[Opening DATASET CONTENT section]

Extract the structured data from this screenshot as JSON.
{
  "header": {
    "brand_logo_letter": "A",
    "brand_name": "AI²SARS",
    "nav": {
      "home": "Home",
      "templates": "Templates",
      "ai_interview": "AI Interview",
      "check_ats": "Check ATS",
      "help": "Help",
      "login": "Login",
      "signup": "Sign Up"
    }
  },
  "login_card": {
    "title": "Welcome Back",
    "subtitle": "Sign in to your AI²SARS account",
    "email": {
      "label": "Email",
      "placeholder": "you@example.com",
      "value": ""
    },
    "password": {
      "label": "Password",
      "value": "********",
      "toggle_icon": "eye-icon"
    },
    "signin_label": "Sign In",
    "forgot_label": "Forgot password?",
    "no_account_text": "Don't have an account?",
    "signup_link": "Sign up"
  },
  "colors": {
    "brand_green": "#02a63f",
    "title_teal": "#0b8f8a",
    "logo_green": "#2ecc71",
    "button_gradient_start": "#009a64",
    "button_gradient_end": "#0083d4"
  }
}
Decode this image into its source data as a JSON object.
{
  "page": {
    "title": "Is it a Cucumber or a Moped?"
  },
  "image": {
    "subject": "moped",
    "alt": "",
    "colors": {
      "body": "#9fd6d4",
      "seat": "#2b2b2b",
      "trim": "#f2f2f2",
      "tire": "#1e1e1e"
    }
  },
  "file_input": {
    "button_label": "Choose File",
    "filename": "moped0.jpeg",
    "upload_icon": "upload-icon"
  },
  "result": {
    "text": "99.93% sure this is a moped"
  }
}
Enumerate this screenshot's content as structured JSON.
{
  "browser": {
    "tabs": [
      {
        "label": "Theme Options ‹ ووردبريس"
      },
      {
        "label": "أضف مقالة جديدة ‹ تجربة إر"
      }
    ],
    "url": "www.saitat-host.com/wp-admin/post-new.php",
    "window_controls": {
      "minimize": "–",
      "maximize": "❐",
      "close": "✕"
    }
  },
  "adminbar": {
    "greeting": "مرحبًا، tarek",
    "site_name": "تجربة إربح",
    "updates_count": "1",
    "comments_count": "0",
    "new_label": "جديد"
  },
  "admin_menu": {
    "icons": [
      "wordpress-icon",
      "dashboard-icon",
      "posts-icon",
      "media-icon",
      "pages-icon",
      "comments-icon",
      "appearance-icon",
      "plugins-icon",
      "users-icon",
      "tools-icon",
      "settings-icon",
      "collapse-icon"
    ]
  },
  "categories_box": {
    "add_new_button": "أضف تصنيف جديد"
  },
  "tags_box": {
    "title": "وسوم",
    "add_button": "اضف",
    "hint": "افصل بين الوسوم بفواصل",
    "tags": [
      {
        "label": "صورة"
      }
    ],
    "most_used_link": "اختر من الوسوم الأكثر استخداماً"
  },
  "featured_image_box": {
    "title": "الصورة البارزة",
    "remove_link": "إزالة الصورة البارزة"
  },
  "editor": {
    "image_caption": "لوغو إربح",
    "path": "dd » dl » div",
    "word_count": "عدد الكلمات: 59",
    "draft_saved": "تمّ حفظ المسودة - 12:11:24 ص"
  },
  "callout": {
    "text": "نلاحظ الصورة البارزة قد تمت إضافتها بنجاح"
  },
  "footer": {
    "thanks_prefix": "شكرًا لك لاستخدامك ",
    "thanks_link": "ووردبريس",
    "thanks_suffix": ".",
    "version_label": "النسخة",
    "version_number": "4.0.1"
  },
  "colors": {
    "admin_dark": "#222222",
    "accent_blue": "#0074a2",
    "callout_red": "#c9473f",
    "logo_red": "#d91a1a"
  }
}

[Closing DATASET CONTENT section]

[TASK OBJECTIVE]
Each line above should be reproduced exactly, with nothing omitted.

[SOLUTION FOR THIS TASK]
Extract the structured data from this screenshot as JSON.
{
  "header": {
    "brand_logo_letter": "A",
    "brand_name": "AI²SARS",
    "nav": {
      "home": "Home",
      "templates": "Templates",
      "ai_interview": "AI Interview",
      "check_ats": "Check ATS",
      "help": "Help",
      "login": "Login",
      "signup": "Sign Up"
    }
  },
  "login_card": {
    "title": "Welcome Back",
    "subtitle": "Sign in to your AI²SARS account",
    "email": {
      "label": "Email",
      "placeholder": "you@example.com",
      "value": ""
    },
    "password": {
      "label": "Password",
      "value": "********",
      "toggle_icon": "eye-icon"
    },
    "signin_label": "Sign In",
    "forgot_label": "Forgot password?",
    "no_account_text": "Don't have an account?",
    "signup_link": "Sign up"
  },
  "colors": {
    "brand_green": "#02a63f",
    "title_teal": "#0b8f8a",
    "logo_green": "#2ecc71",
    "button_gradient_start": "#009a64",
    "button_gradient_end": "#0083d4"
  }
}
Decode this image into its source data as a JSON object.
{
  "page": {
    "title": "Is it a Cucumber or a Moped?"
  },
  "image": {
    "subject": "moped",
    "alt": "",
    "colors": {
      "body": "#9fd6d4",
      "seat": "#2b2b2b",
      "trim": "#f2f2f2",
      "tire": "#1e1e1e"
    }
  },
  "file_input": {
    "button_label": "Choose File",
    "filename": "moped0.jpeg",
    "upload_icon": "upload-icon"
  },
  "result": {
    "text": "99.93% sure this is a moped"
  }
}
Enumerate this screenshot's content as structured JSON.
{
  "browser": {
    "tabs": [
      {
        "label": "Theme Options ‹ ووردبريس"
      },
      {
        "label": "أضف مقالة جديدة ‹ تجربة إر"
      }
    ],
    "url": "www.saitat-host.com/wp-admin/post-new.php",
    "window_controls": {
      "minimize": "–",
      "maximize": "❐",
      "close": "✕"
    }
  },
  "adminbar": {
    "greeting": "مرحبًا، tarek",
    "site_name": "تجربة إربح",
    "updates_count": "1",
    "comments_count": "0",
    "new_label": "جديد"
  },
  "admin_menu": {
    "icons": [
      "wordpress-icon",
      "dashboard-icon",
      "posts-icon",
      "media-icon",
      "pages-icon",
      "comments-icon",
      "appearance-icon",
      "plugins-icon",
      "users-icon",
      "tools-icon",
      "settings-icon",
      "collapse-icon"
    ]
  },
  "categories_box": {
    "add_new_button": "أضف تصنيف جديد"
  },
  "tags_box": {
    "title": "وسوم",
    "add_button": "اضف",
    "hint": "افصل بين الوسوم بفواصل",
    "tags": [
      {
        "label": "صورة"
      }
    ],
    "most_used_link": "اختر من الوسوم الأكثر استخداماً"
  },
  "featured_image_box": {
    "title": "الصورة البارزة",
    "remove_link": "إزالة الصورة البارزة"
  },
  "editor": {
    "image_caption": "لوغو إربح",
    "path": "dd » dl » div",
    "word_count": "عدد الكلمات: 59",
    "draft_saved": "تمّ حفظ المسودة - 12:11:24 ص"
  },
  "callout": {
    "text": "نلاحظ الصورة البارزة قد تمت إضافتها بنجاح"
  },
  "footer": {
    "thanks_prefix": "شكرًا لك لاستخدامك ",
    "thanks_link": "ووردبريس",
    "thanks_suffix": ".",
    "version_label": "النسخة",
    "version_number": "4.0.1"
  },
  "colors": {
    "admin_dark": "#222222",
    "accent_blue": "#0074a2",
    "callout_red": "#c9473f",
    "logo_red": "#d91a1a"
  }
}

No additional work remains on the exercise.